** SOURCE MATERIAL follows **

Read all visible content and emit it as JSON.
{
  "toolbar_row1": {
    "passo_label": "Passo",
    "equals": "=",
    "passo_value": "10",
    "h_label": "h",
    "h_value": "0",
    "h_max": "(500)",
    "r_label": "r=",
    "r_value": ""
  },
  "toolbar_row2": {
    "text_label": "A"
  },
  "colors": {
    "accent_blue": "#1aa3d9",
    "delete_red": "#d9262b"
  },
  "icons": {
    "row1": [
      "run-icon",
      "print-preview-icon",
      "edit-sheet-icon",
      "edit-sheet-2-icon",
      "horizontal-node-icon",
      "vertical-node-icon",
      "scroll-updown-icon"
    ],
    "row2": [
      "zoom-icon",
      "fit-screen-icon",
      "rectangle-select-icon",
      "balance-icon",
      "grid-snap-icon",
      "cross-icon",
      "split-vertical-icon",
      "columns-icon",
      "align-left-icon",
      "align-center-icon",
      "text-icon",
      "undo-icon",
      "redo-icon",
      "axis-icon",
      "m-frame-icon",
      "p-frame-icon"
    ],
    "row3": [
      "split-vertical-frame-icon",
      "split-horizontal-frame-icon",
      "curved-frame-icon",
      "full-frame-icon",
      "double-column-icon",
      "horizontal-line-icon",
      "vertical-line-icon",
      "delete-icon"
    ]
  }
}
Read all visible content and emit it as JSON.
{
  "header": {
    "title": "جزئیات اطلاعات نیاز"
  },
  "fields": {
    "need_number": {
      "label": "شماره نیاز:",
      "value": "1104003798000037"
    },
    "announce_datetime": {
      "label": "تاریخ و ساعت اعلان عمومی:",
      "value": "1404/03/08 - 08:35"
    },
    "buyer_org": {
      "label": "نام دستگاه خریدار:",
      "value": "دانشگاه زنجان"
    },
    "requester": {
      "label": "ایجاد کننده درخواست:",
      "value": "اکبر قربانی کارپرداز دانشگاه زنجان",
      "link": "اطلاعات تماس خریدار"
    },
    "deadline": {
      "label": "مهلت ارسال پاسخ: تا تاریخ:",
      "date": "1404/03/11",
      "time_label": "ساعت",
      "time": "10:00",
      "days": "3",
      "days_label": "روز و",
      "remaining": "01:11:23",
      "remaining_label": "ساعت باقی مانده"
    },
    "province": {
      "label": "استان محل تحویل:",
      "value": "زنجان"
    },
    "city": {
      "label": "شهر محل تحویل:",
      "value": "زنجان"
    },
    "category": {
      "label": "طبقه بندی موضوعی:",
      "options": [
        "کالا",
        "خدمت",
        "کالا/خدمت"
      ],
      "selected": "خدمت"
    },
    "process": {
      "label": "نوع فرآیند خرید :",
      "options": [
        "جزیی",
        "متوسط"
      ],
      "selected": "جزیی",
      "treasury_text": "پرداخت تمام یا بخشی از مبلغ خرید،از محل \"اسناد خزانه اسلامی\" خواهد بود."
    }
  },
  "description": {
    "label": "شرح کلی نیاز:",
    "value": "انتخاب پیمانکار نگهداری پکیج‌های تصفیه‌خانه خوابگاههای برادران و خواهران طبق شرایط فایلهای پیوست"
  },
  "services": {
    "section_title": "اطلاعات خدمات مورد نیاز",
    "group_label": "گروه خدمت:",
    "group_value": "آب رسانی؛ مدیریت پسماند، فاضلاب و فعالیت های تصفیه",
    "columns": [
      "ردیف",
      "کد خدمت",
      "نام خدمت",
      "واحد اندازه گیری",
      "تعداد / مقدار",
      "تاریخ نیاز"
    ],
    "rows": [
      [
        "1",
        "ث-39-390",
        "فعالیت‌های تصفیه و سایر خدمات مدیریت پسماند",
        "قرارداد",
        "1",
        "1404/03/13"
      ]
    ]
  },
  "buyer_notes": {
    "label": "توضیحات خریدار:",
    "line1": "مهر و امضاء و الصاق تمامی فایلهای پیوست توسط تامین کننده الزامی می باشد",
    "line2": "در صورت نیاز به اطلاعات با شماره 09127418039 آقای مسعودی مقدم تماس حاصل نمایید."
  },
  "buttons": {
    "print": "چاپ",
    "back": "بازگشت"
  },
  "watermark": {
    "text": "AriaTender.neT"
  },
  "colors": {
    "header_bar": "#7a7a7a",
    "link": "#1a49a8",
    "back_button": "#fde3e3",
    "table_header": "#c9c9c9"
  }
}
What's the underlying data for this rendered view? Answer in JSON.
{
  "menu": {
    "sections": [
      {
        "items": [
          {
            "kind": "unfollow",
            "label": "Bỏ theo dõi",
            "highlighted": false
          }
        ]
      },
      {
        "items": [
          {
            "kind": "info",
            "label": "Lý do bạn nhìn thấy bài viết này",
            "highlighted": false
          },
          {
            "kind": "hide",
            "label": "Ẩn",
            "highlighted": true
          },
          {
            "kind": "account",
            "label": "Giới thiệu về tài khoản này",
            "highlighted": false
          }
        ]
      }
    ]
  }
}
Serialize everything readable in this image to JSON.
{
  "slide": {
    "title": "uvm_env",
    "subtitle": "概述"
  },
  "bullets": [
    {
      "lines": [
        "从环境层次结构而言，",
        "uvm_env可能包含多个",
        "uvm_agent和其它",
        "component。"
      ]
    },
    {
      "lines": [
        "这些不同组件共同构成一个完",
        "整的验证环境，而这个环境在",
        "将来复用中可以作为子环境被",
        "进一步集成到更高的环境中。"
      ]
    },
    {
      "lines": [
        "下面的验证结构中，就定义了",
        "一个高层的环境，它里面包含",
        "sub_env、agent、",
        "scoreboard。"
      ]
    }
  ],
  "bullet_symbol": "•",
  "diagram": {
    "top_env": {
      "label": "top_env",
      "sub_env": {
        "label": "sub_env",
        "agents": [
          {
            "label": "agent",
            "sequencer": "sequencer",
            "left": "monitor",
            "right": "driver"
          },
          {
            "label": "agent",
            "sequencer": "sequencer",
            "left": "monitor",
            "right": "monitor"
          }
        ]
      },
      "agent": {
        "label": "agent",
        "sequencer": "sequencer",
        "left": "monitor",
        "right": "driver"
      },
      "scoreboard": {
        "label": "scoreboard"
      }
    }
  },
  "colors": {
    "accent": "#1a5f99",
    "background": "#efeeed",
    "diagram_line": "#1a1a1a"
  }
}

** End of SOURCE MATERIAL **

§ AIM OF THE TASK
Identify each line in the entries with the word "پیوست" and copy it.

§ COMPLETED EXERCISE
    "value": "انتخاب پیمانکار نگهداری پکیج‌های تصفیه‌خانه خوابگاههای برادران و خواهران طبق شرایط فایلهای پیوست"
    "line1": "مهر و امضاء و الصاق تمامی فایلهای پیوست توسط تامین کننده الزامی می باشد",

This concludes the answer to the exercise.